In essence, this poem is Apple’s haiku to itself … to it’s own emotional and spiritual sense of who and what Apple is:
is busy making everything …
how can anyone perfect anything?
we start to confuse convenience
abundance with choice.
designing something requires
the first thing we ask is
what do we want people to feel?
then we begin to craft around our intention
it takes time …
there are a thousand no’s
for every yes.
we start over
until every thing we touch
enhances each life
only then do we sign our work.
“If everyone is busy making everything” is a pretty clear reference to the massive market activity on Android, with more developers building more apps for more phones from more partners for more users. And “how can we perfect anything” sums up Apple’s view of Android as a copied, cobbled-together operating system that despite Google’s best efforts, still does not approach iOS in sophistication and elegance.

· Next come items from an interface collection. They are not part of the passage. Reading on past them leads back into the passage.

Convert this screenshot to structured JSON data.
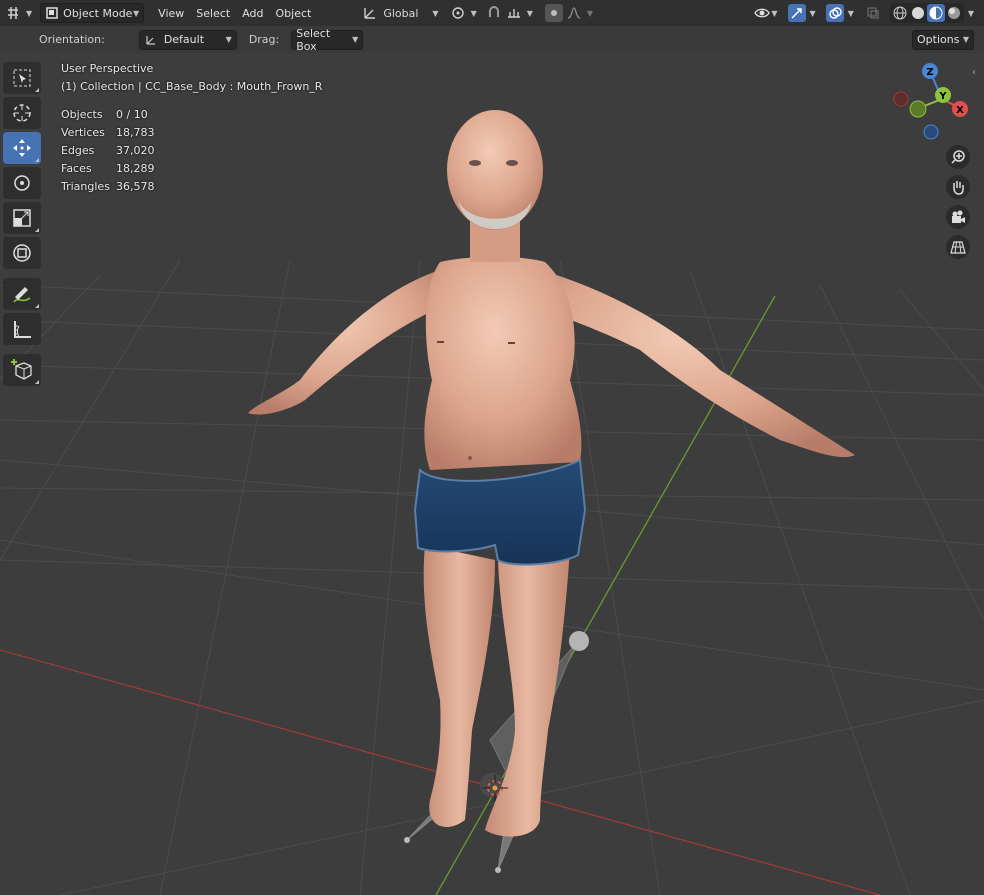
{
  "header": {
    "mode_label": "Object Mode",
    "menus": [
      "View",
      "Select",
      "Add",
      "Object"
    ],
    "transform_orientation": "Global"
  },
  "tool_settings": {
    "orientation_label": "Orientation:",
    "orientation_value": "Default",
    "drag_label": "Drag:",
    "drag_value": "Select Box",
    "options_label": "Options"
  },
  "viewport": {
    "view_name": "User Perspective",
    "context": "(1) Collection | CC_Base_Body : Mouth_Frown_R",
    "stats": [
      {
        "label": "Objects",
        "value": "0 / 10"
      },
      {
        "label": "Vertices",
        "value": "18,783"
      },
      {
        "label": "Edges",
        "value": "37,020"
      },
      {
        "label": "Faces",
        "value": "18,289"
      },
      {
        "label": "Triangles",
        "value": "36,578"
      }
    ]
  },
  "gizmo": {
    "x_label": "X",
    "y_label": "Y",
    "z_label": "Z"
  },
  "colors": {
    "accent": "#4772b3",
    "axis_x": "#e44d4d",
    "axis_y": "#8cc43e",
    "axis_z": "#4a86d6"
  },
  "tools": [
    "select-box-icon",
    "cursor-icon",
    "move-icon",
    "rotate-icon",
    "scale-icon",
    "transform-icon",
    "annotate-icon",
    "measure-icon",
    "add-cube-icon"
  ]
}
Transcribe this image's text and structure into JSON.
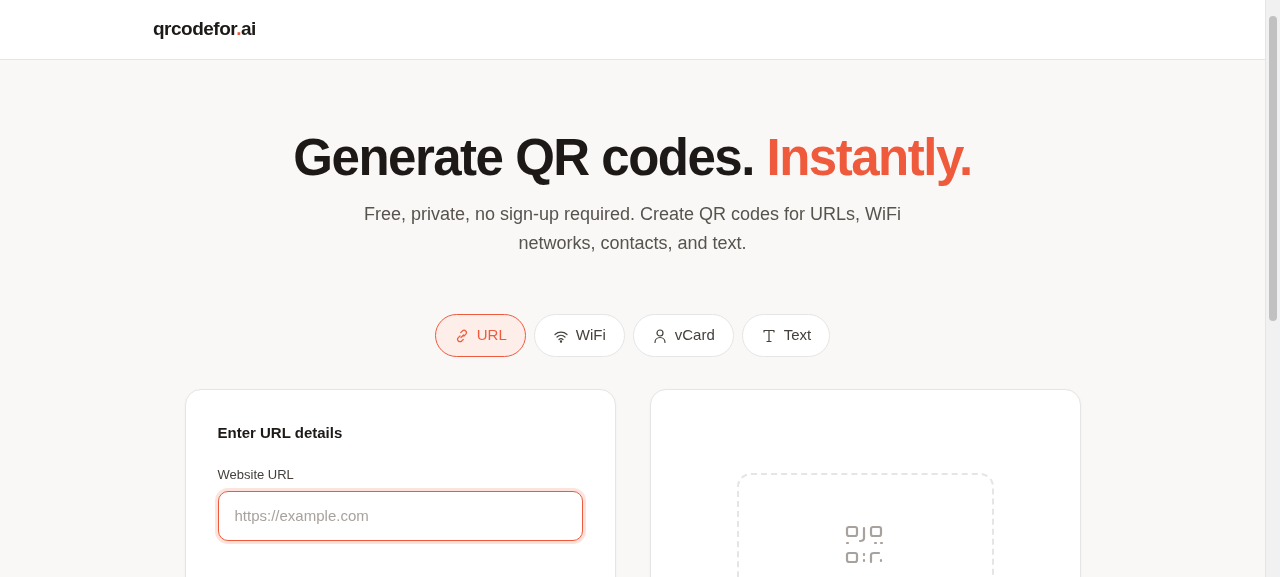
{
  "header": {
    "logo": {
      "name": "qrcodefor",
      "dot": ".",
      "tld": "ai"
    }
  },
  "hero": {
    "title": "Generate QR codes.",
    "accent": "Instantly.",
    "subtitle": "Free, private, no sign-up required. Create QR codes for URLs, WiFi networks, contacts, and text."
  },
  "tabs": [
    {
      "label": "URL",
      "kind": "link",
      "selected": true
    },
    {
      "label": "WiFi",
      "kind": "wifi",
      "selected": false
    },
    {
      "label": "vCard",
      "kind": "person",
      "selected": false
    },
    {
      "label": "Text",
      "kind": "text",
      "selected": false
    }
  ],
  "form": {
    "title": "Enter URL details",
    "field_label": "Website URL",
    "placeholder": "https://example.com"
  }
}
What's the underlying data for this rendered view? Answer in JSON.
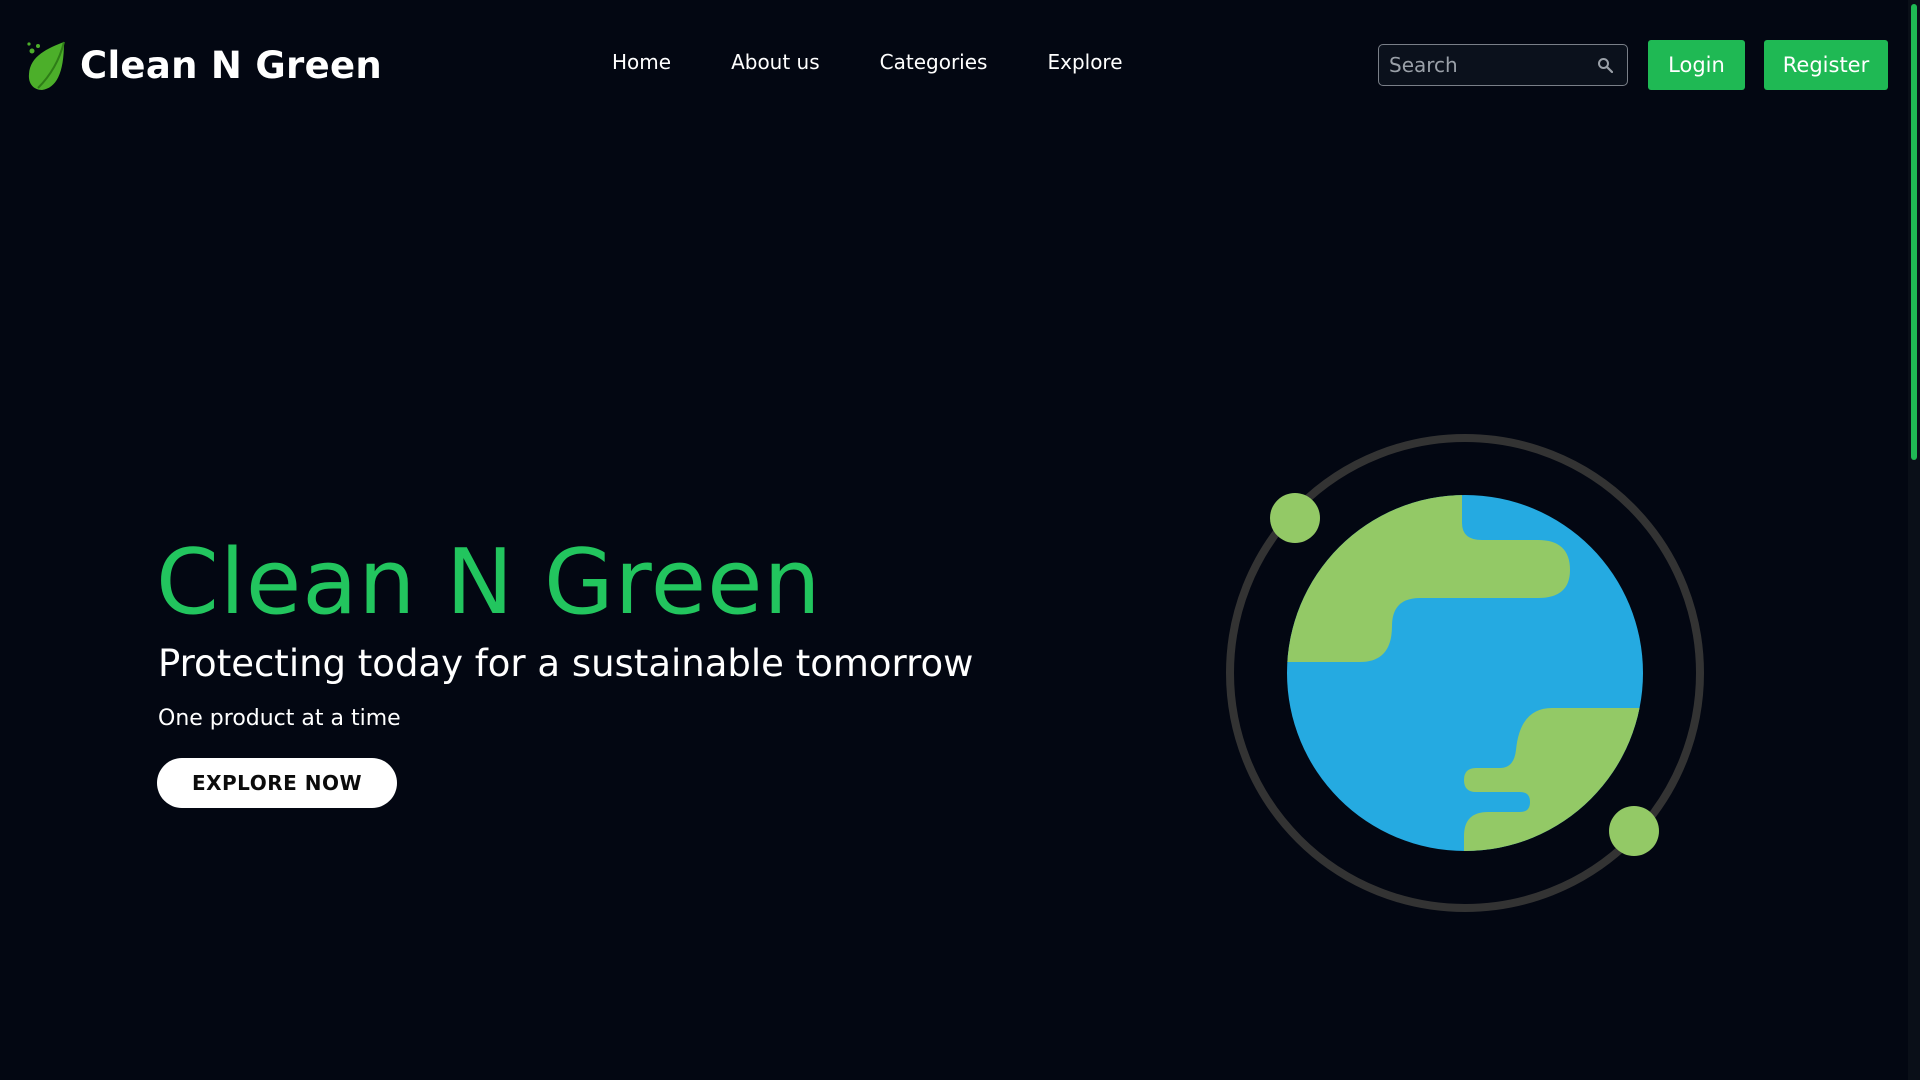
{
  "brand": {
    "name": "Clean N Green",
    "logo_icon": "leaf-icon"
  },
  "nav": {
    "links": [
      {
        "label": "Home"
      },
      {
        "label": "About us"
      },
      {
        "label": "Categories"
      },
      {
        "label": "Explore"
      }
    ]
  },
  "search": {
    "placeholder": "Search",
    "value": "",
    "icon": "search-icon"
  },
  "auth": {
    "login_label": "Login",
    "register_label": "Register"
  },
  "hero": {
    "title": "Clean N Green",
    "subtitle": "Protecting today for a sustainable tomorrow",
    "tagline": "One product at a time",
    "cta_label": "EXPLORE NOW",
    "illustration_icon": "earth-icon"
  },
  "colors": {
    "background": "#030712",
    "accent": "#22c55e",
    "button": "#1fb954",
    "land": "#93c966",
    "ocean": "#25aae1",
    "orbit": "#333333"
  }
}
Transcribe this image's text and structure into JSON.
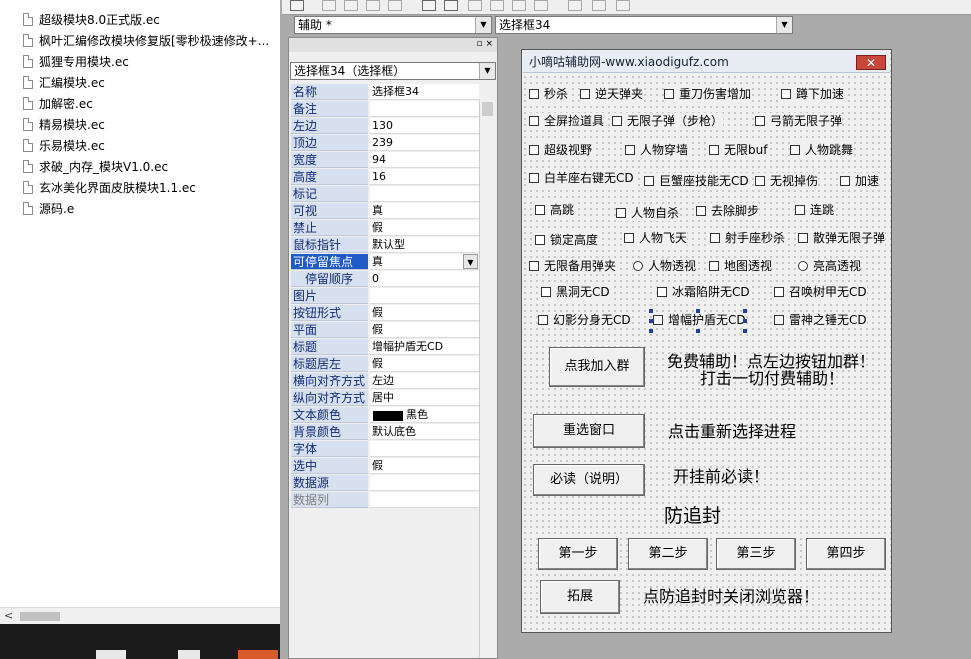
{
  "file_list": [
    "超级模块8.0正式版.ec",
    "枫叶汇编修改模块修复版[零秒极速修改+...",
    "狐狸专用模块.ec",
    "汇编模块.ec",
    "加解密.ec",
    "精易模块.ec",
    "乐易模块.ec",
    "求破_内存_模块V1.0.ec",
    "玄冰美化界面皮肤模块1.1.ec",
    "源码.e"
  ],
  "toolbar": {
    "form_combo": "辅助 *",
    "control_combo": "选择框34"
  },
  "property_panel": {
    "selector": "选择框34（选择框）",
    "header_buttons": "▫ ×",
    "rows": [
      {
        "name": "名称",
        "value": "选择框34"
      },
      {
        "name": "备注",
        "value": ""
      },
      {
        "name": "左边",
        "value": "130"
      },
      {
        "name": "顶边",
        "value": "239"
      },
      {
        "name": "宽度",
        "value": "94"
      },
      {
        "name": "高度",
        "value": "16"
      },
      {
        "name": "标记",
        "value": ""
      },
      {
        "name": "可视",
        "value": "真"
      },
      {
        "name": "禁止",
        "value": "假"
      },
      {
        "name": "鼠标指针",
        "value": "默认型"
      },
      {
        "name": "可停留焦点",
        "value": "真"
      },
      {
        "name": "停留顺序",
        "value": "0"
      },
      {
        "name": "图片",
        "value": ""
      },
      {
        "name": "按钮形式",
        "value": "假"
      },
      {
        "name": "平面",
        "value": "假"
      },
      {
        "name": "标题",
        "value": "增幅护盾无CD"
      },
      {
        "name": "标题居左",
        "value": "假"
      },
      {
        "name": "横向对齐方式",
        "value": "左边"
      },
      {
        "name": "纵向对齐方式",
        "value": "居中"
      },
      {
        "name": "文本颜色",
        "value": "黑色"
      },
      {
        "name": "背景颜色",
        "value": "默认底色"
      },
      {
        "name": "字体",
        "value": ""
      },
      {
        "name": "选中",
        "value": "假"
      },
      {
        "name": "数据源",
        "value": ""
      },
      {
        "name": "数据列",
        "value": ""
      }
    ]
  },
  "form": {
    "title": "小嘀咕辅助网-www.xiaodigufz.com",
    "close_label": "✕",
    "options": [
      "秒杀",
      "逆天弹夹",
      "重刀伤害增加",
      "蹲下加速",
      "全屏捡道具",
      "无限子弹（步枪）",
      "弓箭无限子弹",
      "超级视野",
      "人物穿墙",
      "无限buf",
      "人物跳舞",
      "白羊座右键无CD",
      "巨蟹座技能无CD",
      "无视掉伤",
      "加速",
      "高跳",
      "人物自杀",
      "去除脚步",
      "连跳",
      "锁定高度",
      "人物飞天",
      "射手座秒杀",
      "散弹无限子弹",
      "无限备用弹夹",
      "人物透视",
      "地图透视",
      "亮高透视",
      "黑洞无CD",
      "冰霜陷阱无CD",
      "召唤树甲无CD",
      "幻影分身无CD",
      "增幅护盾无CD",
      "雷神之锤无CD"
    ],
    "buttons": {
      "join_group": "点我加入群",
      "reselect_window": "重选窗口",
      "must_read": "必读（说明）",
      "step1": "第一步",
      "step2": "第二步",
      "step3": "第三步",
      "step4": "第四步",
      "expand": "拓展"
    },
    "labels": {
      "free_line1": "免费辅助！点左边按钮加群！",
      "free_line2": "打击一切付费辅助！",
      "reselect_hint": "点击重新选择进程",
      "read_first": "开挂前必读！",
      "anti_ban": "防追封",
      "close_browser": "点防追封时关闭浏览器！"
    }
  },
  "colors": {
    "selected_row": "#1e5bc7",
    "prop_name_bg": "#d7e0ef",
    "close_button": "#c9463b"
  }
}
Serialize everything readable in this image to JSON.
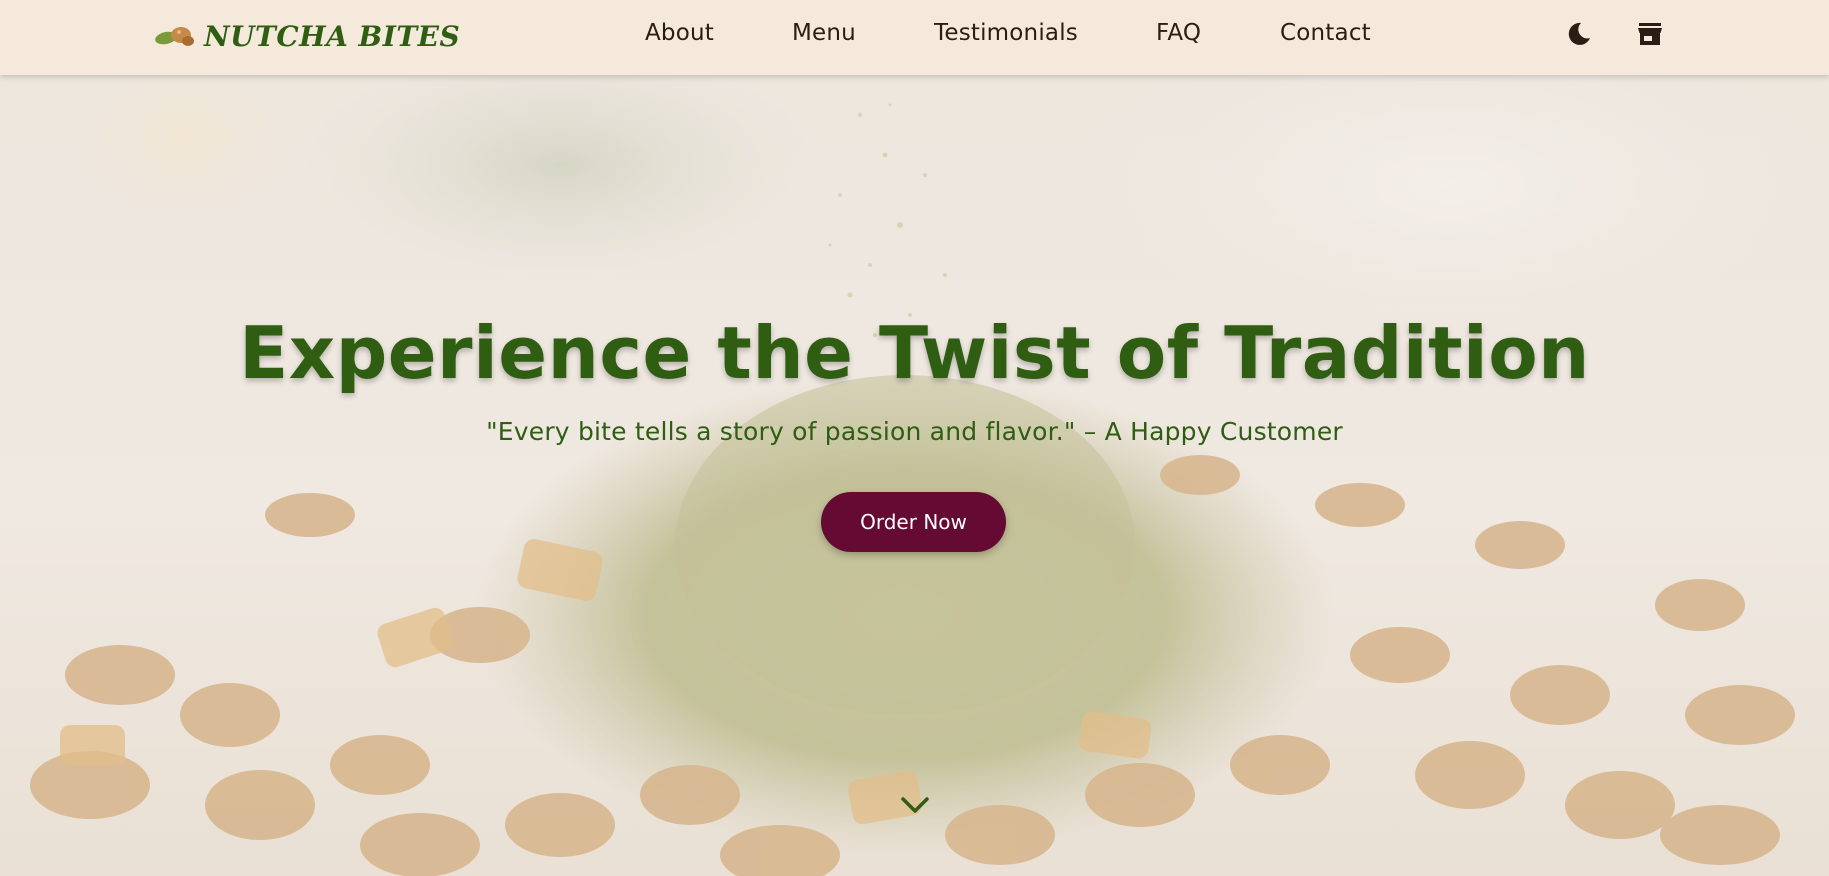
{
  "brand": {
    "name": "NUTCHA BITES"
  },
  "nav": {
    "about": "About",
    "menu": "Menu",
    "testimonials": "Testimonials",
    "faq": "FAQ",
    "contact": "Contact"
  },
  "icons": {
    "logo": "peanut-logo-icon",
    "theme": "moon-icon",
    "shop": "storefront-icon",
    "scroll": "chevron-down-icon"
  },
  "hero": {
    "title": "Experience the Twist of Tradition",
    "quote": "\"Every bite tells a story of passion and flavor.\" – A Happy Customer",
    "cta": "Order Now"
  },
  "colors": {
    "brand_green": "#2f5d12",
    "cta_maroon": "#650a32",
    "nav_bg": "#f5e9dc",
    "nav_text": "#2a1e14"
  }
}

As does, of course, the line about confusing “abundance with choice.”
And then Apple showcased where its heart lies — in crafting emotions like surprise, delight, love, and connection. (The first is, of course, the reason that you cannot delete Apple’s own Newstand app for digital magazines: Surprise! Here’s an app you can’t delete!) A little more seriously, delight, love, and connection is certainly a valid, if partisan, description of what chief designer Jony Ive is attempting to create in iOS 7.
A thousand no’s for every yes is perhaps yet another reference to Android, with its millions of user-configurable options and open development environment which, one could argue, translate into a thousand yeses.
Which other global company, I wonder, would start its developer conference with a poem? None, I suspect. Which is probably why we both love and hate Apple.
If the message was being sent thousands of miles east to New York, it fell on deaf ears. Apple stock is down a few dollars on the day.
Wall Street, apparently, just doesn’t have an ear for poetry.
Image credits: Jolie O’Dell/VentureBeat